The second year is used to further narrow down one's interests and to continue exploring ideas and potential advisors for a dissertation topic. Coursework continues as students begin preparation for both preliminary field exams as well as to write the dissertation prospectus. In addition to the coursework, ongoing foreign-language or area study, and preparation for exams, students in their second year usually serve as a Graduate Student Instructors (GSIs) which are 20-hour per week positions.
During the third year, most students continue to GSI and complete their coursework in addition to taking their preliminary field exams. Political Science graduate students must show competency in three subfield specialties to be eligible to sit for the oral prospectus defense (known formally as the Qualifying Exam). Instead of sitting for three field exams, students have the option to "course out" of one field specialty by taking a prescribed set of three courses in the subfield.
Students may sit for the field exams as early as the begining of the second year, but if desired, students may sit for an exam in their second year and again in the third year. Field Exams are offered at the beginining of the Fall and Spring semesters. Students may also opt to take two exams in the same semester although leaving both exams for the spring of the third year is not recommended. All students are expected to have completed their two field exams, to have coursed out of a third field, and to have written and defended their dissertation prospectus by the end of the third year. All student funding packages include the Dean's Completion Fellowship (DCF), commonly known as the fourth year of funding in such packages. Successful defense of the research plan and submission of the necessary candidacy paperwork by June 30 of the third year confers the DCF which, while known as the "fourth year," is redeemable any time (and does not need to be used in consecutive semesters) over the following three years.
In the fourth year, many students choose to stay in Berkeley and serve as a GSI as they prepare for an extended research trip. Since the DCF is deferrable until the sixth year, students often find that saving that fellowship and teaching in the fourth year helps them conduct library and other research in Berkeley before embarking on extended trips away. The fourth year is also when some students begin to apply for extramural fellowships to support their dissertation research.
Like the fourth year, the fifth is variable according to an individual's research schedule. Often this is a good year to use the DCF while in the field conducting research. This is also the time, if research is complete and writing has begun, to apply for finishing fellowships and extramural dissertation awards.
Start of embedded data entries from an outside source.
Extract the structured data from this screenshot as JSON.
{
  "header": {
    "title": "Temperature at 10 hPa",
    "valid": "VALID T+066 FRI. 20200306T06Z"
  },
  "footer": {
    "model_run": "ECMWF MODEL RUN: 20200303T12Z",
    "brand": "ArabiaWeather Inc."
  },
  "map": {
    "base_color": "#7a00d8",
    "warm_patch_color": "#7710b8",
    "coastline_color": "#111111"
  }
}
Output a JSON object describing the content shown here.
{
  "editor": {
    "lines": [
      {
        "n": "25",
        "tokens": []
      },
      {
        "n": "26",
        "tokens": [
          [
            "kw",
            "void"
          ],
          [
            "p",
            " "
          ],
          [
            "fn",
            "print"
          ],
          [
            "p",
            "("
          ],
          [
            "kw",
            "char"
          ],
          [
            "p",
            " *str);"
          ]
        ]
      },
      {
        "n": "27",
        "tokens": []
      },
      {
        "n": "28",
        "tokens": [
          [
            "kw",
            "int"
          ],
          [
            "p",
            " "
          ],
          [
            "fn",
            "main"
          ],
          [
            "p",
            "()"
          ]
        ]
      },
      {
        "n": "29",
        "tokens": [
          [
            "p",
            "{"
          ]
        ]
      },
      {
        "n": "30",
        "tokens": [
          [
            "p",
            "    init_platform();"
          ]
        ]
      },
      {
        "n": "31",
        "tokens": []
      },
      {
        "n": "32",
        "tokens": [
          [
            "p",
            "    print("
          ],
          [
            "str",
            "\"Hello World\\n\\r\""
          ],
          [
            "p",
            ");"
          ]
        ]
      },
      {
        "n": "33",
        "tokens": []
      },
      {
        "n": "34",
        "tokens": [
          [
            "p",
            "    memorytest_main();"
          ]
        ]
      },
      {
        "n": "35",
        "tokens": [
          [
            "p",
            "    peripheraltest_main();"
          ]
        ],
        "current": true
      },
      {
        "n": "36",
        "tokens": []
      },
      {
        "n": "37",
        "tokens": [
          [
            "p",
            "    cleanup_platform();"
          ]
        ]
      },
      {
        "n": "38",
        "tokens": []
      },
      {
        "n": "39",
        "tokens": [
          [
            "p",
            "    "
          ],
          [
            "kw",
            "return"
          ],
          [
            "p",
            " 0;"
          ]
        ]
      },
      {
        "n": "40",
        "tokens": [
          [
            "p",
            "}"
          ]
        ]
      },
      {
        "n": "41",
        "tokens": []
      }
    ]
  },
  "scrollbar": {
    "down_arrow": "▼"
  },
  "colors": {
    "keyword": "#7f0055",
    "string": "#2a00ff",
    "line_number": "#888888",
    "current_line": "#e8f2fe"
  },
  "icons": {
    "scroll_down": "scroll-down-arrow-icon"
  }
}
In the sixth year, students who do not have extramural or remaining campus or departmental fellowship support will return to the classroom to teach while completing the dissertation and entering the job market. Others teach as adjunct faculty at the many colleges and universities in the area, and some find research assistantships to fund the final year(s).